By Suzannah Couch
A fresh debate erupted this week over the effects of the
state's so-called "Right-to-Work"
law passed by the Indiana General Assembly earlier this year.
According to Daniel Hasler, who
leads the Indiana Economic Development Corporation
Corporation, officials at 20 companies have said Indiana's passage of the law
earlier was a factor in their decisions to bring more jobs to the state.
Nancy Guyott, a union leader and
the state's biggest right-to-work opponent, questioned the numbers.
The conflict occurred Monday after Hasler
presented the information to the General Assembly's Interim Study Committee on
Hasler said companies have told
the agency that right to work "does matter."
The Republican-controlled General Assembly approved a
right-to-work during its 2012 session despite vehement opposition from
Democrats and labor groups. The law means employees don't have to pay fees or
dues to unions they don't join, even if those groups represent them in
Republicans and Gov. Mitch Daniels
Mitch Danielssaid the law would bolster the state's economic development
efforts but opponents said it would weaken the state's unions and lead to lower
wages and benefits for workers.
On Monday, Hasler distributed
documents that included data meant to show that companies that have expressed

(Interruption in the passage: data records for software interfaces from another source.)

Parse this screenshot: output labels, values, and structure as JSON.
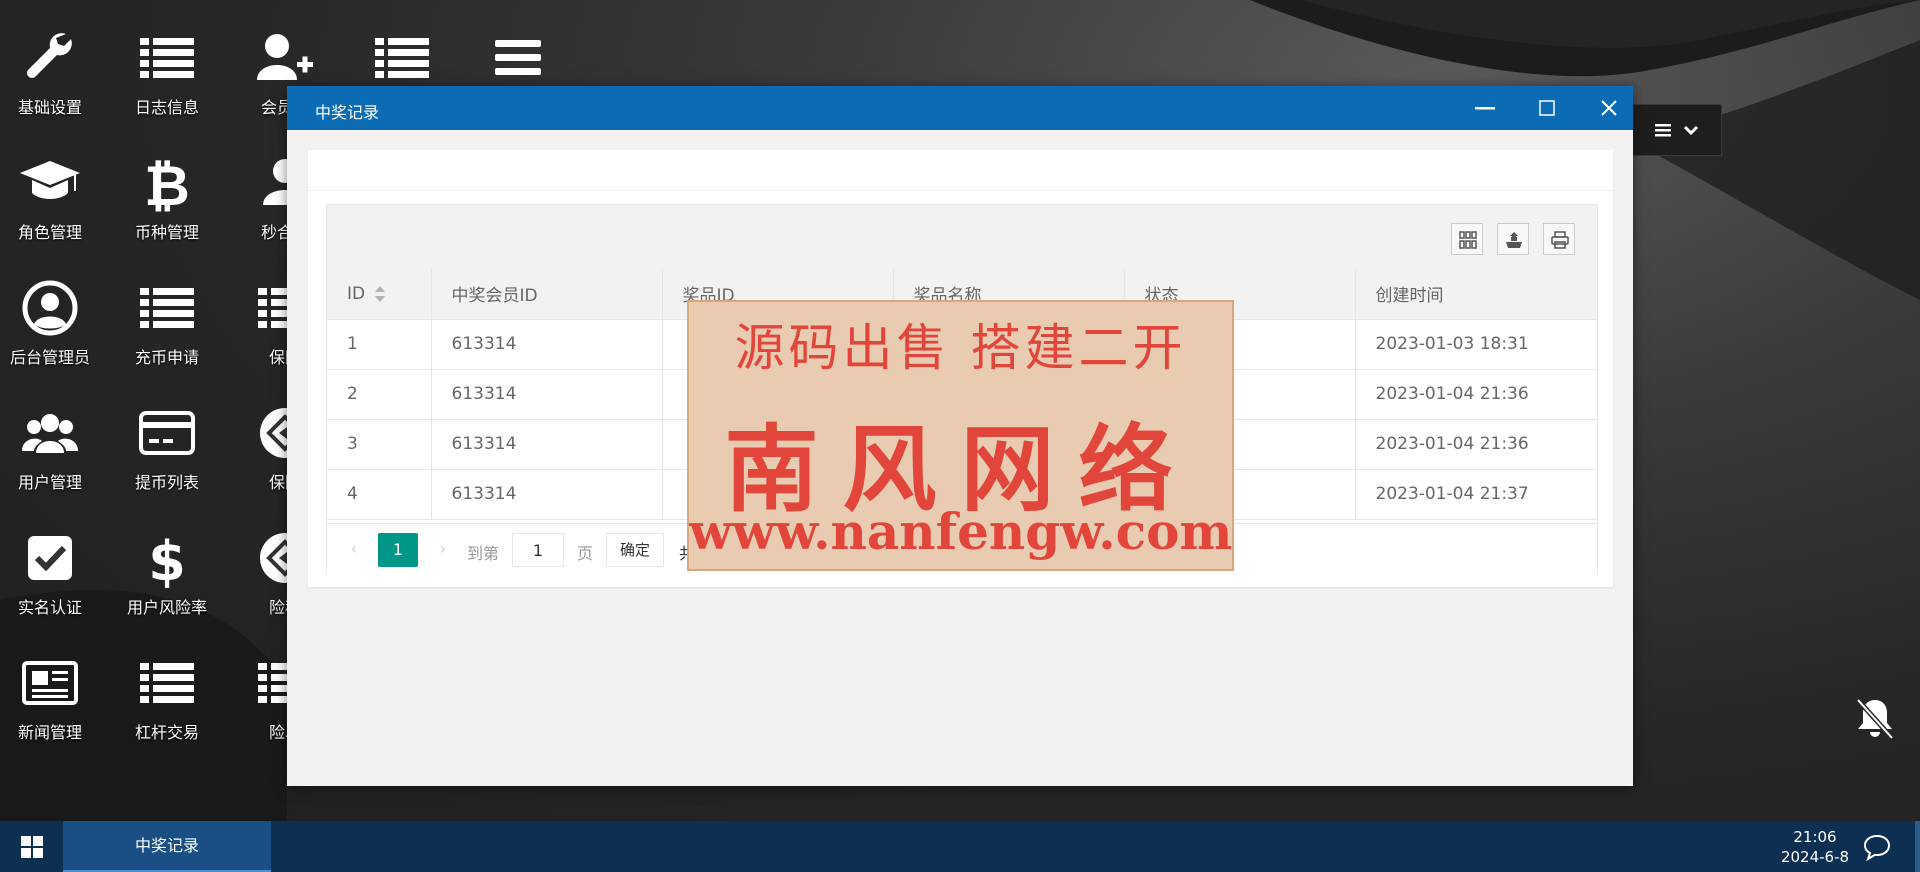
{
  "desktop": {
    "icons": [
      {
        "label": "基础设置",
        "icon": "wrench-icon"
      },
      {
        "label": "日志信息",
        "icon": "list-icon"
      },
      {
        "label": "会员关",
        "icon": "user-plus-icon"
      },
      {
        "label": "",
        "icon": "list-icon"
      },
      {
        "label": "",
        "icon": "bars-icon"
      },
      {
        "label": "角色管理",
        "icon": "graduation-cap-icon"
      },
      {
        "label": "币种管理",
        "icon": "bitcoin-icon"
      },
      {
        "label": "秒合约",
        "icon": "user-icon"
      },
      {
        "label": "后台管理员",
        "icon": "user-circle-icon"
      },
      {
        "label": "充币申请",
        "icon": "list-icon"
      },
      {
        "label": "保险",
        "icon": "list-icon"
      },
      {
        "label": "用户管理",
        "icon": "users-icon"
      },
      {
        "label": "提币列表",
        "icon": "credit-card-icon"
      },
      {
        "label": "保险",
        "icon": "diamond-arrow-icon"
      },
      {
        "label": "实名认证",
        "icon": "check-square-icon"
      },
      {
        "label": "用户风险率",
        "icon": "dollar-icon"
      },
      {
        "label": "险种",
        "icon": "diamond-arrow-icon"
      },
      {
        "label": "新闻管理",
        "icon": "newspaper-icon"
      },
      {
        "label": "杠杆交易",
        "icon": "list-icon"
      },
      {
        "label": "险单",
        "icon": "list-icon"
      }
    ]
  },
  "window": {
    "title": "中奖记录"
  },
  "table": {
    "columns": [
      "ID",
      "中奖会员ID",
      "奖品ID",
      "奖品名称",
      "状态",
      "创建时间"
    ],
    "rows": [
      [
        "1",
        "613314",
        "",
        "",
        "",
        "2023-01-03 18:31"
      ],
      [
        "2",
        "613314",
        "",
        "",
        "",
        "2023-01-04 21:36"
      ],
      [
        "3",
        "613314",
        "",
        "",
        "",
        "2023-01-04 21:36"
      ],
      [
        "4",
        "613314",
        "",
        "",
        "",
        "2023-01-04 21:37"
      ]
    ]
  },
  "pager": {
    "current": "1",
    "goto_label": "到第",
    "input_value": "1",
    "page_label": "页",
    "confirm": "确定",
    "total_prefix": "共"
  },
  "watermark": {
    "line1": "源码出售  搭建二开",
    "line2": "南风网络",
    "line3": "www.nanfengw.com"
  },
  "taskbar": {
    "task": "中奖记录",
    "time": "21:06",
    "date": "2024-6-8"
  },
  "colors": {
    "titlebar": "#0b6cb5",
    "taskbar": "#0c2f52",
    "page_active": "#009688",
    "watermark_text": "#e2463a"
  }
}
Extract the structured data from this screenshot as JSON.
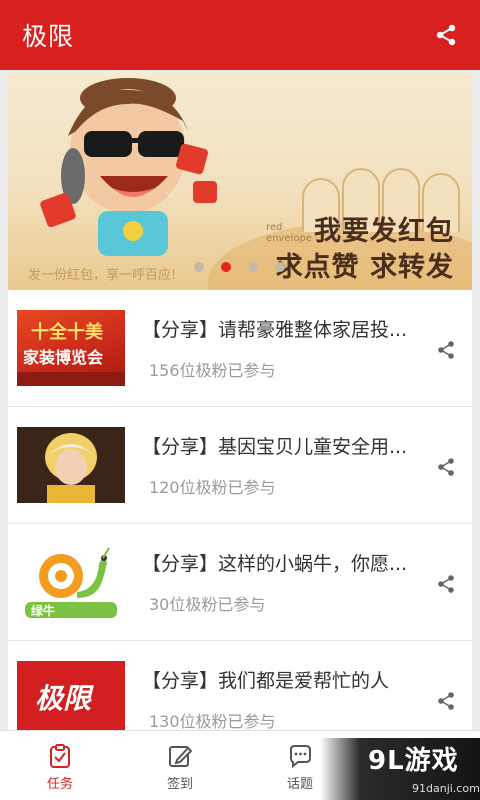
{
  "app": {
    "title": "极限"
  },
  "banner": {
    "tagline": "发一份红包，享一呼百应!",
    "headline_line1": "我要发红包",
    "headline_line2": "求点赞 求转发",
    "red_envelope_text_1": "red",
    "red_envelope_text_2": "envelope",
    "active_slide": 2,
    "slide_count": 4
  },
  "items": [
    {
      "title": "【分享】请帮豪雅整体家居投...",
      "count": "156位极粉已参与",
      "thumb_text_1": "十全十美",
      "thumb_text_2": "家装博览会"
    },
    {
      "title": "【分享】基因宝贝儿童安全用...",
      "count": "120位极粉已参与"
    },
    {
      "title": "【分享】这样的小蜗牛，你愿...",
      "count": "30位极粉已参与",
      "thumb_text": "绿牛"
    },
    {
      "title": "【分享】我们都是爱帮忙的人",
      "count": "130位极粉已参与",
      "thumb_text": "极限"
    }
  ],
  "tabs": [
    {
      "label": "任务",
      "icon": "task-icon",
      "active": true
    },
    {
      "label": "签到",
      "icon": "edit-icon",
      "active": false
    },
    {
      "label": "话题",
      "icon": "chat-icon",
      "active": false
    }
  ],
  "watermark": {
    "logo": "9L游戏",
    "url": "91danji.com"
  },
  "colors": {
    "brand": "#d8201f",
    "active_dot": "#e2261f"
  }
}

interest in the right-to-work law will pay higher hourly wages than the state's
current average wage.
He also passed out quotes from business leaders who said the
law factored into their location and expansion decisions.
"The recent enactment of the right to work legislation
is further evidence of Indiana's commitment to providing the most competitive
business environment possible for global companies like us to grow," Barry
Schnieder, the vice president and general manager of
Steel Dynamics' engineered bar products division, said in a quote in Hasler's presentation.
But Guyott — a member of the
committee and president of the AFL-CIO of Indiana — said she has reviewed
the list of business leaders and quotes and found that many had committed to
coming to Indiana before the state passed the right-to-work law.
Earlier this year, Gov. Mitch Daniels said that MBC Group
was an example of a company that planned to expand in Indiana thanks to the
right-to-work bill. But the company's president, Eric Holloway, later told The
Associated Press that wasn't much of a consideration.
"We are not a union shop," Holloway told The AP. "The
effect that this was going to have was not going to affect our decision one way
Guyott said that raises serious
questions about Hasler's presentation.
But Hasler said he could only
report what the company leaders said was important to them at the time the
quotes were collected.
Hasler also said:
companies have "communicated to the IEDC that Indiana's enactment of
right-to-work will factor into their decision making process" about
locating jobs in Indiana.
those, 57 are in what the agency calls the "pipeline stage,"
which means they are talking with the state about incentives. He said
those companies have the potential to create more than 7,500 new jobs and
make $1.6 billion in investments.
those, 20 companies have "already accepted the IEDC's
offer" of incentives. They account for more than 2,000 projected new
jobs and more than $270 million in investments.
Hasler did not name those
companies and a message sent to the IEDC requesting the list was not
Suzannah Couch is a reporter for The Statehouse
File, a news service powered by Franklin College journalism students and